Exercise instructions ▸ The records that follow are to be repeated without alteration.

Source data ▸
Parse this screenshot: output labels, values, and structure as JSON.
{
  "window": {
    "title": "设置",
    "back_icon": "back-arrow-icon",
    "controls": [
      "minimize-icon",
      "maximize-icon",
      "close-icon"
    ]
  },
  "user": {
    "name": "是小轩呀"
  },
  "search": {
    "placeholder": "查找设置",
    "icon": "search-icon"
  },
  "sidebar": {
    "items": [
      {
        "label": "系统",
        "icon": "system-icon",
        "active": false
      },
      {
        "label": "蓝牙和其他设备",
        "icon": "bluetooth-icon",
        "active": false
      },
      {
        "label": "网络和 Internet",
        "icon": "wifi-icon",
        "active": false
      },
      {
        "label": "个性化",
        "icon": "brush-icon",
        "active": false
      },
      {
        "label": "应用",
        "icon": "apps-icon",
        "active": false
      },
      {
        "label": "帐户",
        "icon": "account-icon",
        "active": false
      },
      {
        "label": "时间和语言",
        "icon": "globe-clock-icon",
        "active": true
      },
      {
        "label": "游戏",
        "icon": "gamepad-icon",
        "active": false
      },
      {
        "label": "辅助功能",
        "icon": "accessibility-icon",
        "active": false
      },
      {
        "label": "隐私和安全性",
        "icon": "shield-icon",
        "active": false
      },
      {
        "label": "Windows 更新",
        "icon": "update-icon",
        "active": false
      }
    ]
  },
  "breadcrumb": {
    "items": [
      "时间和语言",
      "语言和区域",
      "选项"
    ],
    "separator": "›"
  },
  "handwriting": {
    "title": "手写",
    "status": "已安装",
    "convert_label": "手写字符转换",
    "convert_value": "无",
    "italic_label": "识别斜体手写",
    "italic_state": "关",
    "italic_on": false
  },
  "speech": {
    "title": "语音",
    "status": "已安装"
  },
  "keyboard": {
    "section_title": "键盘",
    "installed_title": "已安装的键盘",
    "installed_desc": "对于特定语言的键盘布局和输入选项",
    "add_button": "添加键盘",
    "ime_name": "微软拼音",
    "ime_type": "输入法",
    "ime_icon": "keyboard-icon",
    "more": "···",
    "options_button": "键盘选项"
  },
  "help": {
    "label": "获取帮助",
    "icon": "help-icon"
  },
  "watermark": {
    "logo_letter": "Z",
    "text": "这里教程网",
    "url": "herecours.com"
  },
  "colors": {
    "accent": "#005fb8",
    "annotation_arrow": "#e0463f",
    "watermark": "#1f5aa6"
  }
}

Answer to the exercise ▸
Parse this screenshot: output labels, values, and structure as JSON.
{
  "window": {
    "title": "设置",
    "back_icon": "back-arrow-icon",
    "controls": [
      "minimize-icon",
      "maximize-icon",
      "close-icon"
    ]
  },
  "user": {
    "name": "是小轩呀"
  },
  "search": {
    "placeholder": "查找设置",
    "icon": "search-icon"
  },
  "sidebar": {
    "items": [
      {
        "label": "系统",
        "icon": "system-icon",
        "active": false
      },
      {
        "label": "蓝牙和其他设备",
        "icon": "bluetooth-icon",
        "active": false
      },
      {
        "label": "网络和 Internet",
        "icon": "wifi-icon",
        "active": false
      },
      {
        "label": "个性化",
        "icon": "brush-icon",
        "active": false
      },
      {
        "label": "应用",
        "icon": "apps-icon",
        "active": false
      },
      {
        "label": "帐户",
        "icon": "account-icon",
        "active": false
      },
      {
        "label": "时间和语言",
        "icon": "globe-clock-icon",
        "active": true
      },
      {
        "label": "游戏",
        "icon": "gamepad-icon",
        "active": false
      },
      {
        "label": "辅助功能",
        "icon": "accessibility-icon",
        "active": false
      },
      {
        "label": "隐私和安全性",
        "icon": "shield-icon",
        "active": false
      },
      {
        "label": "Windows 更新",
        "icon": "update-icon",
        "active": false
      }
    ]
  },
  "breadcrumb": {
    "items": [
      "时间和语言",
      "语言和区域",
      "选项"
    ],
    "separator": "›"
  },
  "handwriting": {
    "title": "手写",
    "status": "已安装",
    "convert_label": "手写字符转换",
    "convert_value": "无",
    "italic_label": "识别斜体手写",
    "italic_state": "关",
    "italic_on": false
  },
  "speech": {
    "title": "语音",
    "status": "已安装"
  },
  "keyboard": {
    "section_title": "键盘",
    "installed_title": "已安装的键盘",
    "installed_desc": "对于特定语言的键盘布局和输入选项",
    "add_button": "添加键盘",
    "ime_name": "微软拼音",
    "ime_type": "输入法",
    "ime_icon": "keyboard-icon",
    "more": "···",
    "options_button": "键盘选项"
  },
  "help": {
    "label": "获取帮助",
    "icon": "help-icon"
  },
  "watermark": {
    "logo_letter": "Z",
    "text": "这里教程网",
    "url": "herecours.com"
  },
  "colors": {
    "accent": "#005fb8",
    "annotation_arrow": "#e0463f",
    "watermark": "#1f5aa6"
  }
}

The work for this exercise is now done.